| WORK TO BE COMPLETED |
Each record below should be repeated precisely as written.

[Excerpts from an interface dataset]
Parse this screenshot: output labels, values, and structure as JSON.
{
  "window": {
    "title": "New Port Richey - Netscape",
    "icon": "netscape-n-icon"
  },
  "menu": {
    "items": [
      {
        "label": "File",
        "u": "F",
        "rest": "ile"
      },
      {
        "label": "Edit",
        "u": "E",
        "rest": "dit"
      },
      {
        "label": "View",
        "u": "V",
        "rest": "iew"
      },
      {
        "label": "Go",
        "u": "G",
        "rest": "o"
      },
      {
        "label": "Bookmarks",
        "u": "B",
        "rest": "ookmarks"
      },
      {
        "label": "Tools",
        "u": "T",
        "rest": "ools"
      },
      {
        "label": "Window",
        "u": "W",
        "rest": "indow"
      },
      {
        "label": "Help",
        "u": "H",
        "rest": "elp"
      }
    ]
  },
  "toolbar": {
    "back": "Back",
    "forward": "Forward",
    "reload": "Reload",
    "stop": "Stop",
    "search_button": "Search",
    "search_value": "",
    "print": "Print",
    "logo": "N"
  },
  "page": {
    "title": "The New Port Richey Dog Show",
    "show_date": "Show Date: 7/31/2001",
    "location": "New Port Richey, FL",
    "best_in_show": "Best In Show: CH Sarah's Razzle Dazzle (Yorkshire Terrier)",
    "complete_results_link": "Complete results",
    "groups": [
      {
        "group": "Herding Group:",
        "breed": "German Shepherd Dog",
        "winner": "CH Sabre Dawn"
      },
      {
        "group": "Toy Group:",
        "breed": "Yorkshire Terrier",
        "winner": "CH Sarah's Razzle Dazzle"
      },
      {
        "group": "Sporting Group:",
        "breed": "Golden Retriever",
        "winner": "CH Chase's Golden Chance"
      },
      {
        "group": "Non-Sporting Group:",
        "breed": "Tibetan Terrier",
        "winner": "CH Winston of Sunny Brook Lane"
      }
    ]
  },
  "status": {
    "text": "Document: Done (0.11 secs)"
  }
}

| REPLY TO THE EXERCISE |
Parse this screenshot: output labels, values, and structure as JSON.
{
  "window": {
    "title": "New Port Richey - Netscape",
    "icon": "netscape-n-icon"
  },
  "menu": {
    "items": [
      {
        "label": "File",
        "u": "F",
        "rest": "ile"
      },
      {
        "label": "Edit",
        "u": "E",
        "rest": "dit"
      },
      {
        "label": "View",
        "u": "V",
        "rest": "iew"
      },
      {
        "label": "Go",
        "u": "G",
        "rest": "o"
      },
      {
        "label": "Bookmarks",
        "u": "B",
        "rest": "ookmarks"
      },
      {
        "label": "Tools",
        "u": "T",
        "rest": "ools"
      },
      {
        "label": "Window",
        "u": "W",
        "rest": "indow"
      },
      {
        "label": "Help",
        "u": "H",
        "rest": "elp"
      }
    ]
  },
  "toolbar": {
    "back": "Back",
    "forward": "Forward",
    "reload": "Reload",
    "stop": "Stop",
    "search_button": "Search",
    "search_value": "",
    "print": "Print",
    "logo": "N"
  },
  "page": {
    "title": "The New Port Richey Dog Show",
    "show_date": "Show Date: 7/31/2001",
    "location": "New Port Richey, FL",
    "best_in_show": "Best In Show: CH Sarah's Razzle Dazzle (Yorkshire Terrier)",
    "complete_results_link": "Complete results",
    "groups": [
      {
        "group": "Herding Group:",
        "breed": "German Shepherd Dog",
        "winner": "CH Sabre Dawn"
      },
      {
        "group": "Toy Group:",
        "breed": "Yorkshire Terrier",
        "winner": "CH Sarah's Razzle Dazzle"
      },
      {
        "group": "Sporting Group:",
        "breed": "Golden Retriever",
        "winner": "CH Chase's Golden Chance"
      },
      {
        "group": "Non-Sporting Group:",
        "breed": "Tibetan Terrier",
        "winner": "CH Winston of Sunny Brook Lane"
      }
    ]
  },
  "status": {
    "text": "Document: Done (0.11 secs)"
  }
}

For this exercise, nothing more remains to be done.